• Although shipping trends point to increased containerization, Delaware ports’ existing strengths in such cargoes as refrigerated commodities could be optimized. In recent years, the ports’ market share of national shipping has declined and could continue to shrink unless interests can come together with a strategy and a plan, in which case there is potential for moderate to significant growth.
The analysis suggests that the strategy to grow overall market share should include leveraging existing strengths, making targeted infrastructure improvements, and collaborating as a region to pursue business opportunities. "We commissioned the study with the goal of gathering basic data on existing port activity and to better understand the market forces that will shape demand for future growth so that we can be positioned to support appropriate port expansion in Philadelphia," said Peter S. Longstreth, PIDC President.
“Our role is to help bring stakeholders together around the facts,” said Steve Wray, Executive Director of the Economy League. “We are hopeful that this report will lead to productive actions to take best advantage of the ports as a regional economic generator.”
Select Greater Philadelphia, Delaware Valley Regional Planning Commission, and the Economic Development Research Group also contributed their data and expertise to “Maritime Commerce in Greater Philadelphia.”
About the Philadelphia Industrial Development Corporation
PIDC is a private, not-for-profit Pennsylvania corporation, founded in 1958 by the City of Philadelphia and the Greater Philadelphia Chamber of Commerce to promote economic development throughout the city. Throughout its fifty year history, PIDC has closed a total of 5,350 individual transactions with combined project costs of $15 billion, which have contributed to retaining and creating over 442,000 jobs in Philadelphia. For more information, visit www.pidc-pa.org.
About the Economy League of Greater Philadelphia

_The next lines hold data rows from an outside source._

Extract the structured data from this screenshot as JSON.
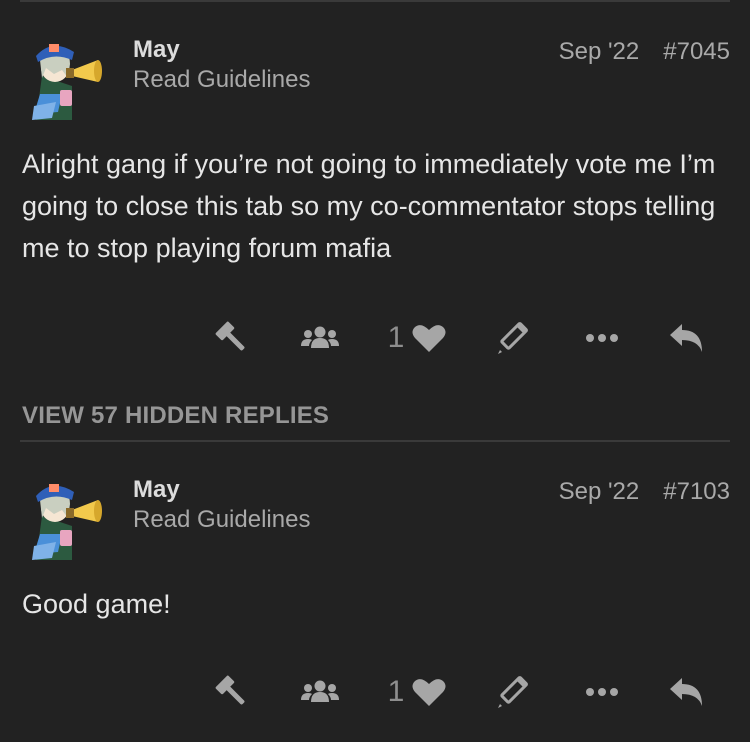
{
  "posts": [
    {
      "username": "May",
      "user_title": "Read Guidelines",
      "date": "Sep '22",
      "post_number": "#7045",
      "body": "Alright gang if you’re not going to immediately vote me I’m going to close this tab so my co-commentator stops telling me to stop playing forum mafia",
      "like_count": "1"
    },
    {
      "username": "May",
      "user_title": "Read Guidelines",
      "date": "Sep '22",
      "post_number": "#7103",
      "body": "Good game!",
      "like_count": "1"
    }
  ],
  "hidden_replies_label": "VIEW 57 HIDDEN REPLIES",
  "icons": {
    "moderator": "gavel-icon",
    "group": "users-icon",
    "like": "heart-icon",
    "edit": "pencil-icon",
    "more": "ellipsis-icon",
    "reply": "reply-arrow-icon"
  },
  "colors": {
    "background": "#222222",
    "text": "#e6e6e6",
    "muted": "#a9a9a9",
    "icon": "#a6a6a6",
    "avatar_hat": "#2f5fb8",
    "avatar_megaphone": "#f2c94c"
  }
}
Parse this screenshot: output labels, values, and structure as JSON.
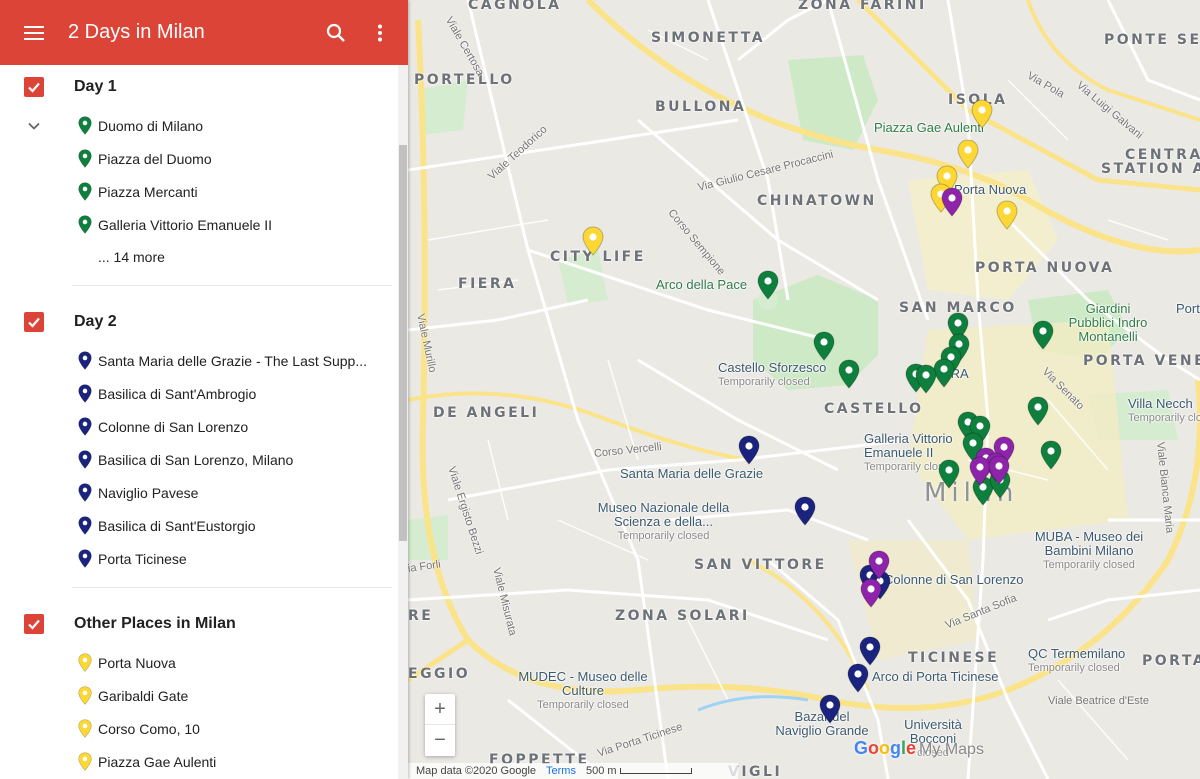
{
  "header": {
    "title": "2 Days in Milan"
  },
  "layers": [
    {
      "name": "Day 1",
      "color": "#0f7f3e",
      "items": [
        "Duomo di Milano",
        "Piazza del Duomo",
        "Piazza Mercanti",
        "Galleria Vittorio Emanuele II"
      ],
      "more": "... 14 more"
    },
    {
      "name": "Day 2",
      "color": "#1a237e",
      "items": [
        "Santa Maria delle Grazie - The Last Supp...",
        "Basilica di Sant'Ambrogio",
        "Colonne di San Lorenzo",
        "Basilica di San Lorenzo, Milano",
        "Naviglio Pavese",
        "Basilica di Sant'Eustorgio",
        "Porta Ticinese"
      ]
    },
    {
      "name": "Other Places in Milan",
      "color": "#fdd835",
      "items": [
        "Porta Nuova",
        "Garibaldi Gate",
        "Corso Como, 10",
        "Piazza Gae Aulenti"
      ]
    }
  ],
  "map": {
    "areas": [
      "CAGNOLA",
      "ZONA FARINI",
      "SIMONETTA",
      "PONTE SEVE",
      "PORTELLO",
      "BULLONA",
      "ISOLA",
      "CENTRA",
      "STATION A",
      "CHINATOWN",
      "CITY LIFE",
      "FIERA",
      "PORTA NUOVA",
      "SAN MARCO",
      "PORTA VENE",
      "CASTELLO",
      "DE ANGELI",
      "SAN VITTORE",
      "ZONA SOLARI",
      "RE",
      "TICINESE",
      "PORTA",
      "EGGIO",
      "FOPPETTE",
      "VIGLI"
    ],
    "city": "Milan",
    "pois": {
      "gae_aulenti": "Piazza Gae Aulenti",
      "porta_nuova": "Porta Nuova",
      "arco_pace": "Arco della Pace",
      "castello": "Castello Sforzesco",
      "castello_sub": "Temporarily closed",
      "galleria": "Galleria Vittorio Emanuele II",
      "galleria_sub": "Temporarily closed",
      "santa_maria": "Santa Maria delle Grazie",
      "museo": "Museo Nazionale della Scienza e della...",
      "museo_sub": "Temporarily closed",
      "colonne": "Colonne di San Lorenzo",
      "giardini": "Giardini Pubblici Indro Montanelli",
      "villa": "Villa Necch",
      "villa_sub": "Temporarily clo",
      "muba": "MUBA - Museo dei Bambini Milano",
      "muba_sub": "Temporarily closed",
      "qc": "QC Termemilano",
      "qc_sub": "Temporarily closed",
      "arco_ticinese": "Arco di Porta Ticinese",
      "mudec": "MUDEC - Museo delle Culture",
      "mudec_sub": "Temporarily closed",
      "bazar": "Bazar del Naviglio Grande",
      "universita": "Università Bocconi",
      "universita_sub": "closed",
      "porta_station": "Porta",
      "era": "ERA"
    },
    "streets": [
      "Viale Certosa",
      "Viale Teodorico",
      "Via Giulio Cesare Procaccini",
      "Corso Sempione",
      "Via Pola",
      "Via Luigi Galvani",
      "Viale Murillo",
      "Viale Ergisto Bezzi",
      "Viale Misurata",
      "Corso Vercelli",
      "Via Senato",
      "Viale Bianca Maria",
      "Via Santa Sofia",
      "Viale Beatrice d'Este",
      "Via Porta Ticinese",
      "ia Forli"
    ],
    "footer": {
      "data": "Map data ©2020 Google",
      "terms": "Terms",
      "scale": "500 m"
    },
    "brand": {
      "g": "Google",
      "mm": "My Maps"
    }
  }
}
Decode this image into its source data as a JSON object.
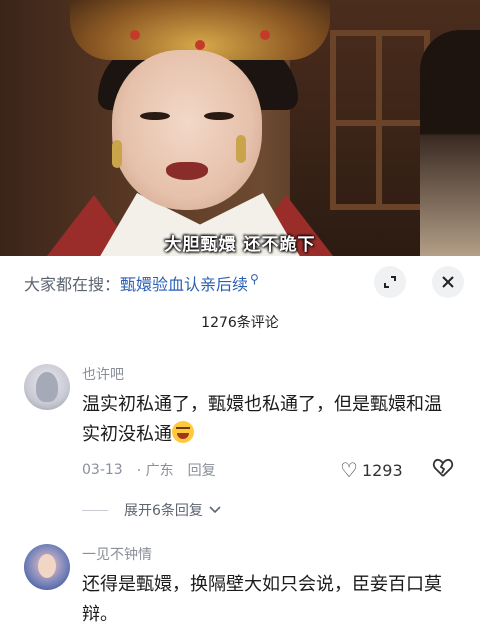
{
  "video": {
    "subtitle": "大胆甄嬛 还不跪下"
  },
  "search": {
    "prefix": "大家都在搜：",
    "query": "甄嬛验血认亲后续"
  },
  "comments_count": "1276条评论",
  "comments": [
    {
      "username": "也许吧",
      "text": "温实初私通了，甄嬛也私通了，但是甄嬛和温实初没私通",
      "date": "03-13",
      "location": "广东",
      "reply_label": "回复",
      "likes": "1293",
      "expand_label": "展开6条回复"
    },
    {
      "username": "一见不钟情",
      "text": "还得是甄嬛，换隔壁大如只会说，臣妾百口莫辩。"
    }
  ],
  "icons": {
    "search": "search-icon",
    "minimize": "minimize-icon",
    "close": "close-icon",
    "like": "heart-icon",
    "dislike": "broken-heart-icon",
    "expand": "chevron-down-icon",
    "emoji": "laughing-crying-emoji"
  }
}
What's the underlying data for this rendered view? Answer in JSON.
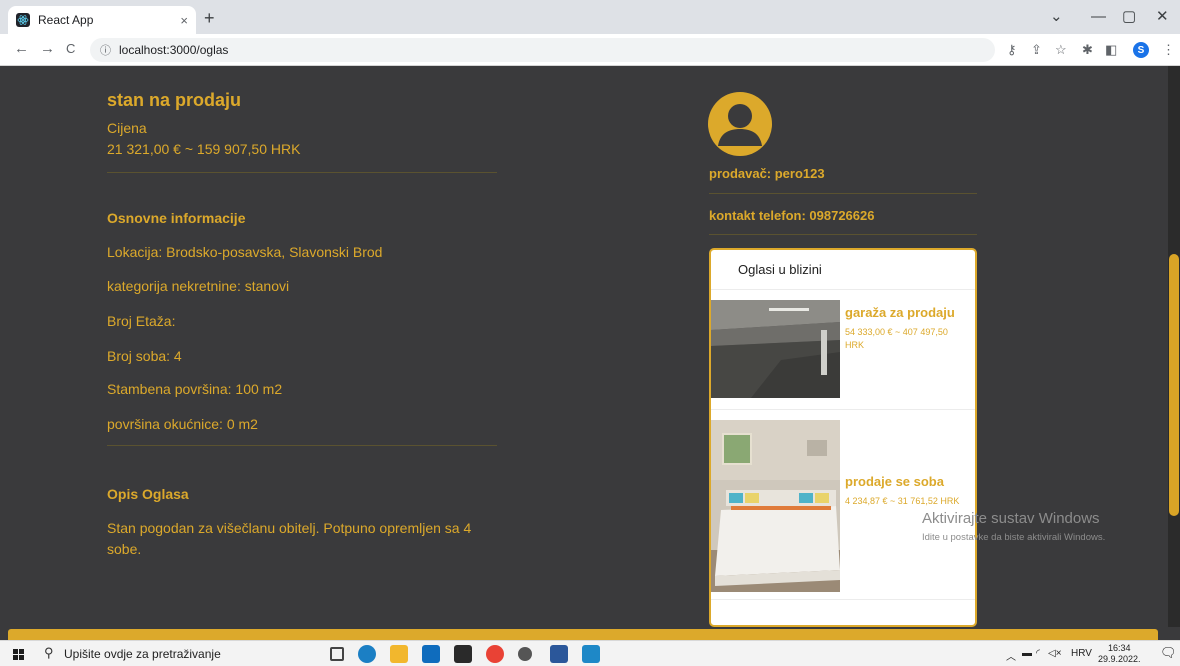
{
  "browser": {
    "tab_title": "React App",
    "tab_close": "×",
    "new_tab": "+",
    "url": "localhost:3000/oglas",
    "profile_initial": "S",
    "window_controls": {
      "minimize": "—",
      "maximize": "▢",
      "close": "✕",
      "tab_search": "⌄"
    },
    "nav": {
      "back": "←",
      "forward": "→",
      "reload": "C"
    }
  },
  "listing": {
    "title": "stan na prodaju",
    "price_label": "Cijena",
    "price_value": "21 321,00 € ~ 159 907,50 HRK",
    "basic_info_heading": "Osnovne informacije",
    "location": "Lokacija: Brodsko-posavska, Slavonski Brod",
    "category": "kategorija nekretnine: stanovi",
    "floors": "Broj Etaža:",
    "rooms": "Broj soba: 4",
    "living_area": "Stambena površina: 100 m2",
    "yard_area": "površina okućnice: 0 m2",
    "description_heading": "Opis Oglasa",
    "description": "Stan pogodan za višečlanu obitelj. Potpuno opremljen sa 4 sobe."
  },
  "seller": {
    "name_line": "prodavač: pero123",
    "phone_line": "kontakt telefon: 098726626"
  },
  "nearby": {
    "heading": "Oglasi u blizini",
    "items": [
      {
        "title": "garaža za prodaju",
        "price": "54 333,00 € ~ 407 497,50 HRK"
      },
      {
        "title": "prodaje se soba",
        "price": "4 234,87 € ~ 31 761,52 HRK"
      }
    ]
  },
  "watermark": {
    "line1": "Aktivirajte sustav Windows",
    "line2": "Idite u postavke da biste aktivirali Windows."
  },
  "taskbar": {
    "search_placeholder": "Upišite ovdje za pretraživanje",
    "language": "HRV",
    "time": "16:34",
    "date": "29.9.2022."
  },
  "colors": {
    "accent": "#dca92b",
    "page_background": "#3a3a3c"
  }
}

The Economy League of Greater Philadelphia is an independent, nonpartisan, nonprofit organization dedicated to research and analysis of the region’s resources and challenges with the goal of promoting sound public policy and increasing the region’s prosperity. ELGP is an affiliate of the Pennsylvania Economy League, Inc., with offices in Harrisburg, Wilkes-Barre, and Pittsburgh.